The most recent of these incidents occurred on April 20 2008 (Palm Sunday), where a brawl broke out due to a Greek monk being ejected from the building by a rival faction. Police were called to the scene but were also attacked by the enraged brawlers.
Under the status quo, no part of what is designated as common territory may be so much as rearranged without consent from all communities. This often leads to the neglect of badly needed repairs when the communities cannot come to an agreement among themselves about the final shape of a project. Just such a disagreement has delayed the renovation of the edicule, where the need is now dire, but also where any change in the structure might result in a change to the status quo disagreeable to one or more of the communities.
A less grave sign of this state of affairs is located on a window ledge over the church's entrance. Someone placed a wooden ladder there sometime before 1852, when the status quo defined both the doors and the window ledges as common ground. The ladder remains there to this day, in almost exactly the same position. It can be seen to occupy the ledge in century-old photographs and engravings.
None of the communities controls the main entrance. In 1192, Saladin assigned responsibility for it to two neighboring Muslim families. The Joudeh were entrusted with the key, and the Nusseibeh, who had been the custodians of the church since the days of Caliph Omar in 637, retained the position of keeping the door. This arrangement has persisted into modern times. Twice each day, a Joudeh family member brings the key to the door, which is locked and unlocked by a Nusseibeh.
The entrance to the church is through a single door in the south transept. This narrow way of access to such a large structure has proven to be hazardous at times. For example, when a fire broke out in 1840, dozens of pilgrims were trampled to death. In 1999 the communities agreed to install a new exit door in the church, but there was never any report of this door being completed.
Archaeologist Martin Biddle of Oxford University has theorized that this "clear and visible proof" might have been a graffito to the effect of "This is the Tomb of Christ", scratched in the rock by Christian pilgrims before the construction of the Roman temple. Similar ancient graffiti are still visible in the Catacombs of Rome, indicating the tombs of especially venerated saints.

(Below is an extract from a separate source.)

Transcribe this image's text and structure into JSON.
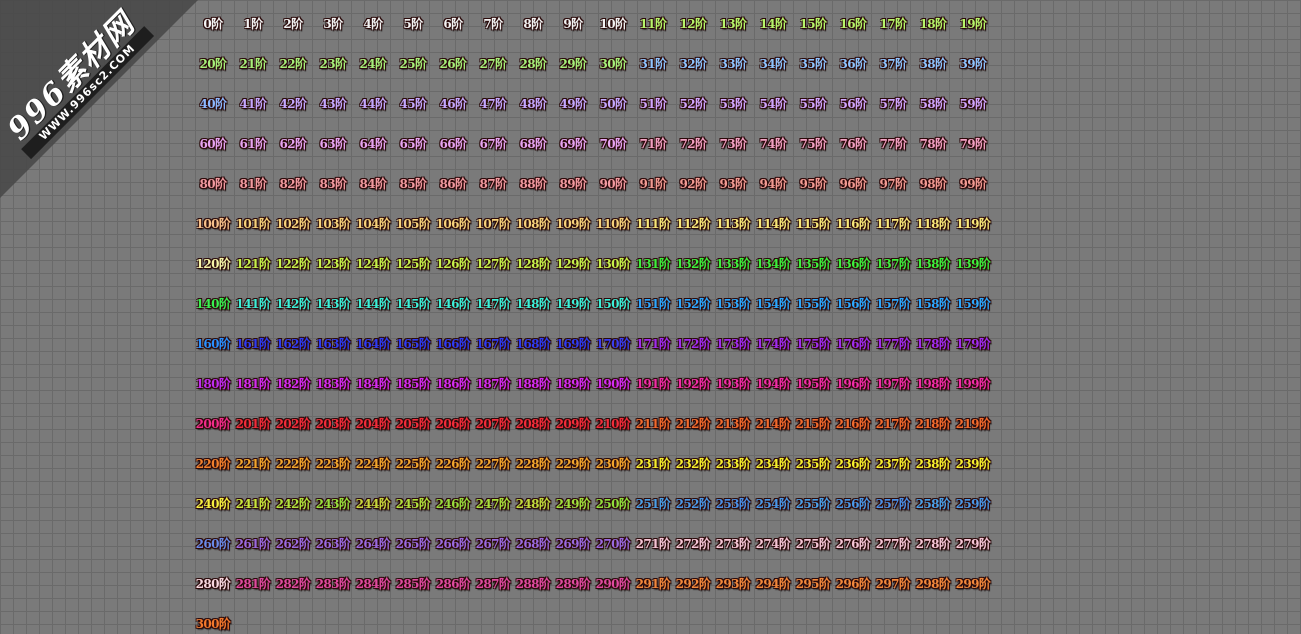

In the nineteenth century, a number of scholars disputed the identification of the Church with the actual site of Jesus's crucifixion and burial, on the basis that the Church was inside the city walls, while early accounts (e.g., Hebrews 13:12) described these events as outside the walls. On the morning after his arrival in Jerusalem, General Gordon selected a rock-cut tomb in a cultivated area outside the walls as a more likely site for the burial of Jesus. This site is usually referred to as the Garden Tomb to distinguish it from the Holy Sepulchre, and it is still a popular pilgrimage site for those (usually Protestants) who doubt the authenticity of the Anastasis and/or do not have permission to hold services in the Church itself.
However, it has since been determined that the site was indeed outside the city walls at the time of the crucifixion. The Jerusalem city walls were expanded by Herod Agrippa in 41–44, and only then enclosed the site of the Holy Sepulchre, at which time the surrounding garden mentioned in the Bible would have been built up as well. To quote the Israeli scholar Dan Bahat, former City Archaeologist of Jerusalem:
Since the 9th century, the construction of churches inspired in the Anastasis was extended across Europe. One example is Santo Stefano in Bologna, Italy, an agglomeration of seven churches recreating shrines of Jerusalem.
Several churches and monasteries in Russia have been modelled on the Church of the Resurrection, some even reproducing other Holy Places for the benefit of pilgrims who could not travel to the Holy Land.